Is your retail store ready to survive a disaster? Weather-related disasters cost the U.S. economy $91 billion in 2018 alone. In addition to hurricanes, earthquakes and wildfires, you need to prepare for smaller-scale disasters, such as a broken pipe that floods your store or an electrical fire that destroys your inventory. Any of these catastrophes can put your small business out of commission—possibly for good.  

According to FEMA, between 40 and 60 percent of small businesses that close due to a natural disaster never re-open. Fortunately, taking some simple steps to prepare yourself, your store and your employees can help your business weather the storm (both literally and figuratively).

Download this eguide to learn how to create and implement a disaster plan for your retail business.

Here are some tips you will learn:

Identify risks and their effects

Many disasters are specific to geographic areas. For example, if your store is in Florida, hurricanes are a big concern, while a California retailer needs to prepare for earthquakes or wildfires. If your store is in a shopping center or other area that attracts crowds, it’s wise to develop plans for active shooter events or terrorist threats.

Create a communication, response and action plan

Your priorities include protecting your people, data and property.

Develop an evacuation plan for getting out of your store and/or shopping center, and a plan for sheltering in place if necessary. (Your property management company can help determine the best routes and best places to find shelter.) Choose a meeting place outside your store to regroup after the disaster and make a plan to ensure everyone is accounted for. Print maps and post them in easily accessible locations in your store.

From inventory orders and financial records to customers’ credit card information, your retail store runs on data. Planning ahead will help protect you from data loss in a disaster.

Create a plan to secure property and equipment if you receive advance warning of an approaching disaster such as a blizzard or hurricane.

Respond and Recover

You’re not out of the woods when the disaster ends. Unless they can resume operations within five days, 90% of smaller companies go out of business after a disaster, FEMA reports. Planning for business continuity helps your store get back to business as quickly as possible.

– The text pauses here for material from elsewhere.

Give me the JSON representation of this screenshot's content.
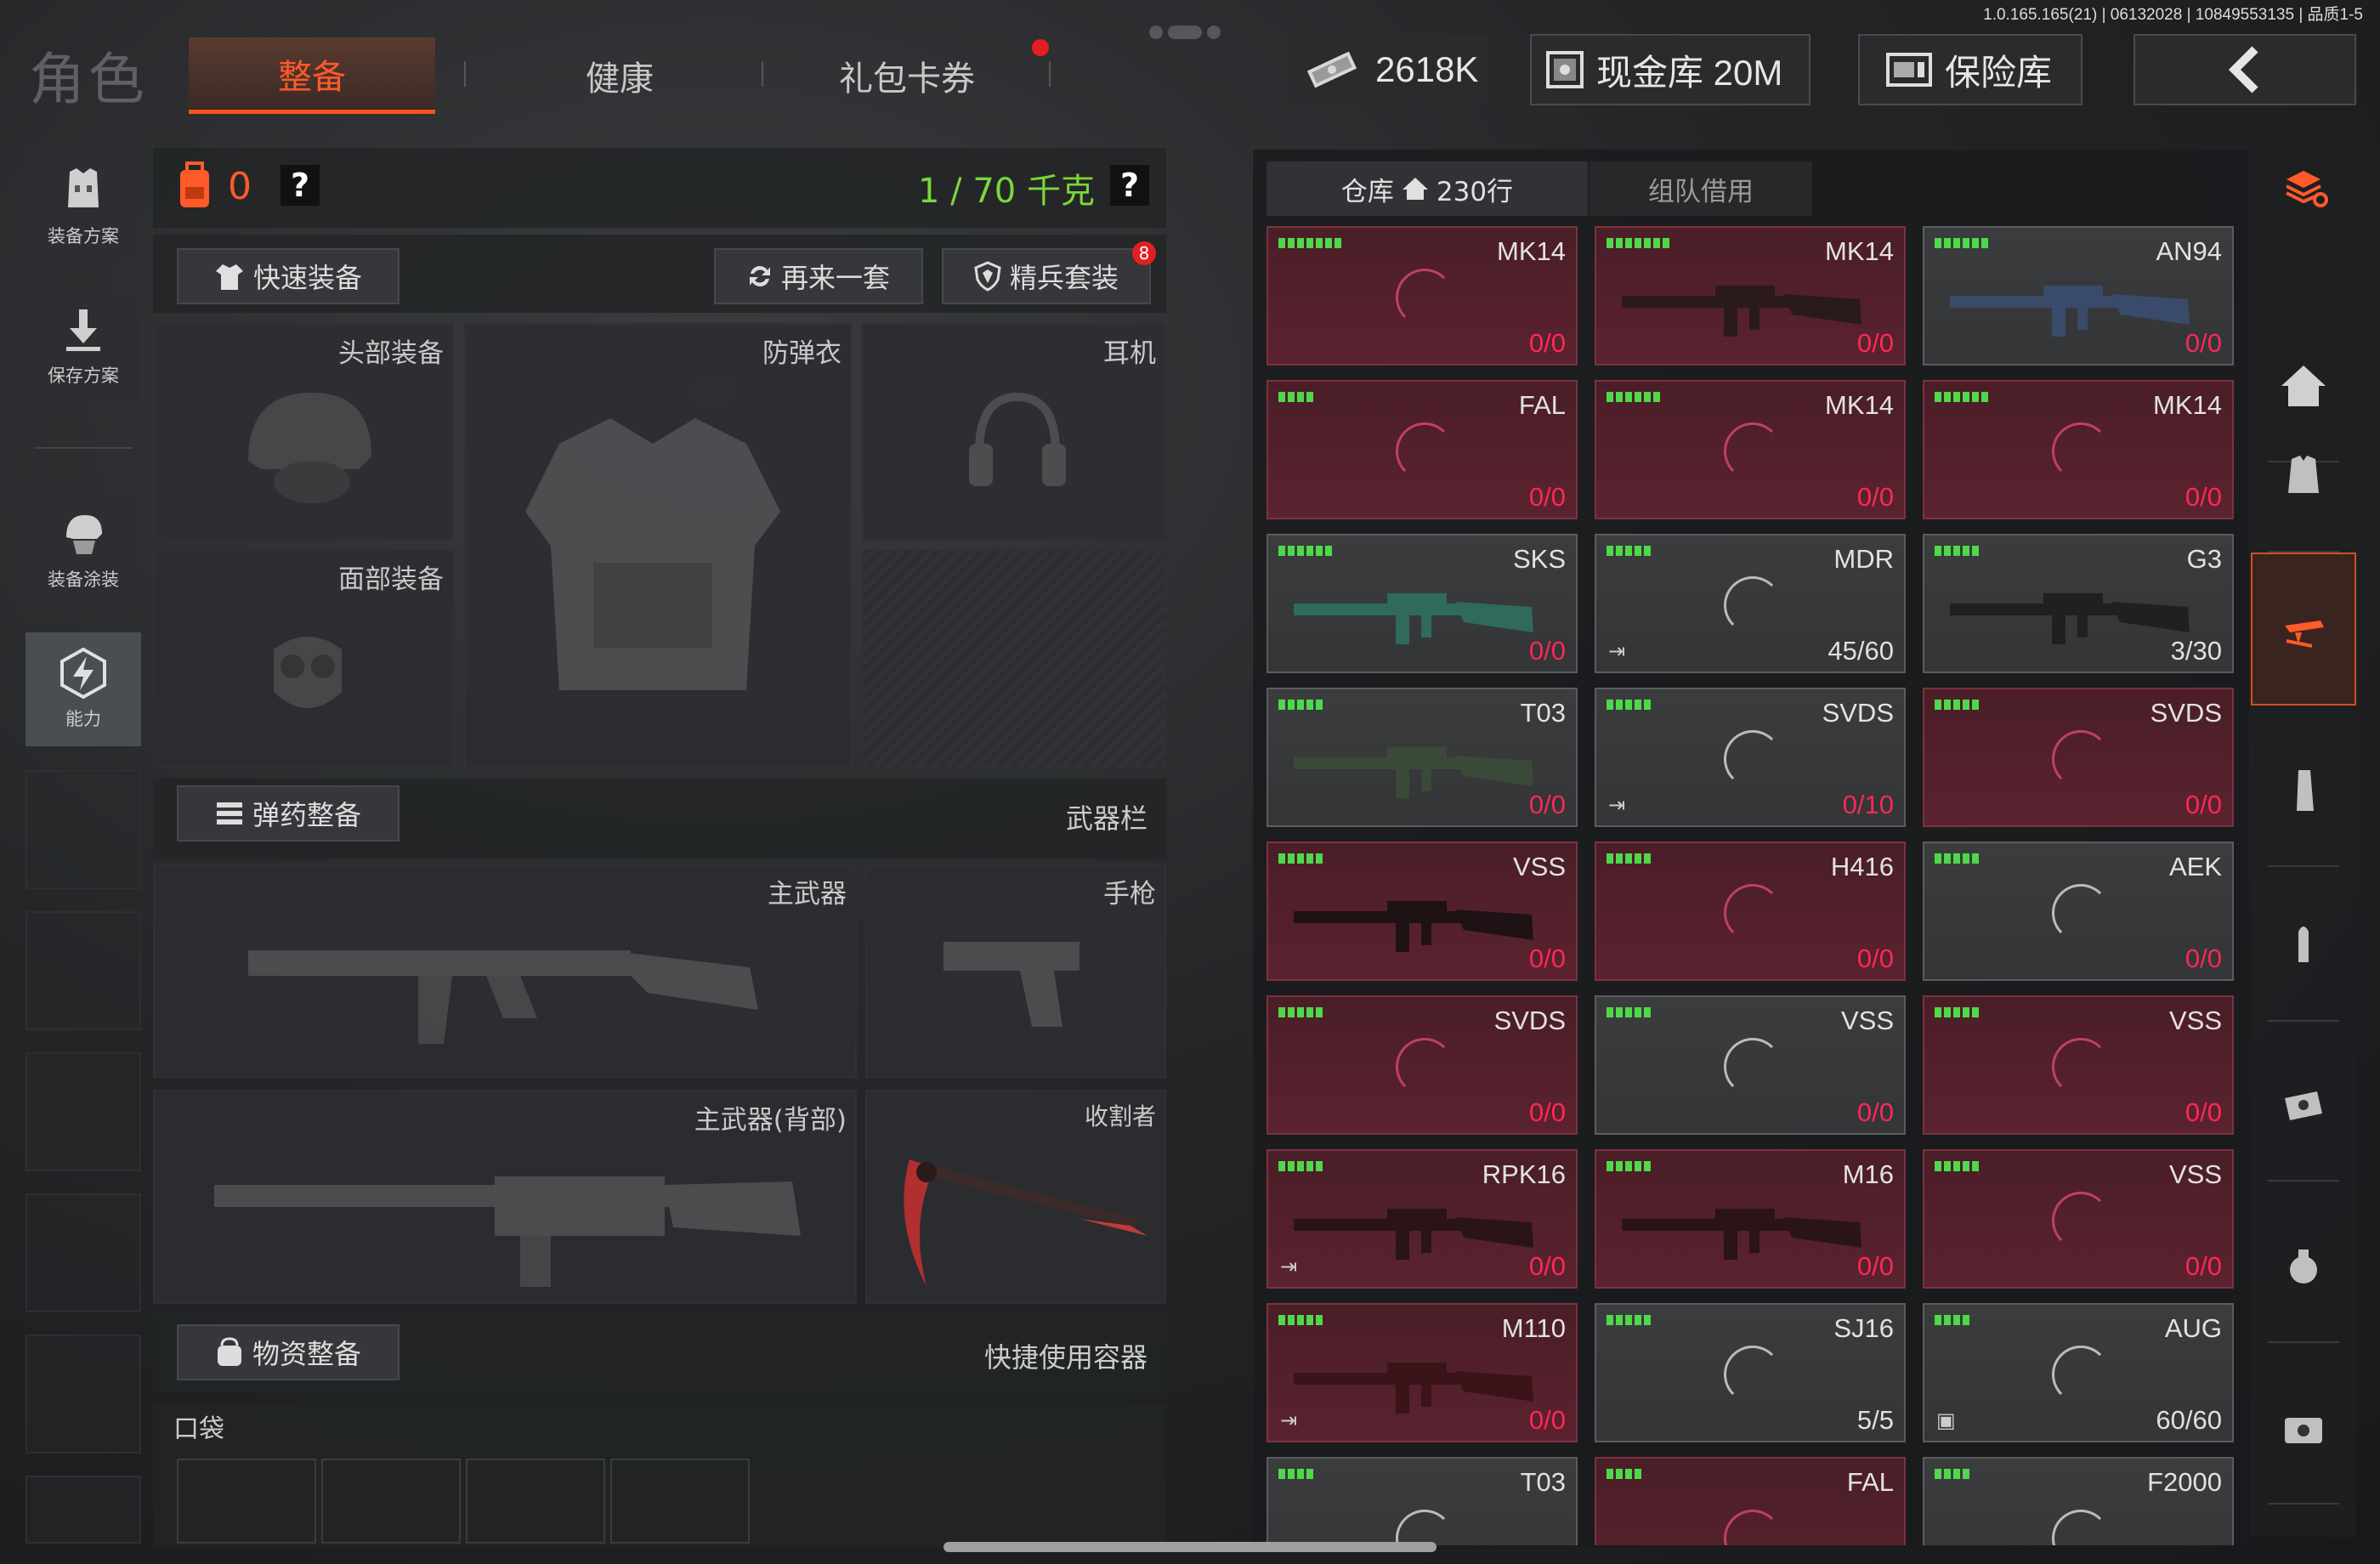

Other important tips:

  • Regularly review your disaster plan to make sure your information and contact list is up to date.
  • Provide disaster training for your team at least once a year, and whenever you hire a new employee.
  • Hold regular drills to test your plan and conduct monthly checks of your security and fire systems and emergency supplies.

You may never have to live through a disaster. But preparing for the worst can help to ensure the best possible outcome if disaster does strike your store.

Download this eguide to make sure your store is ready.

disaster recovery plan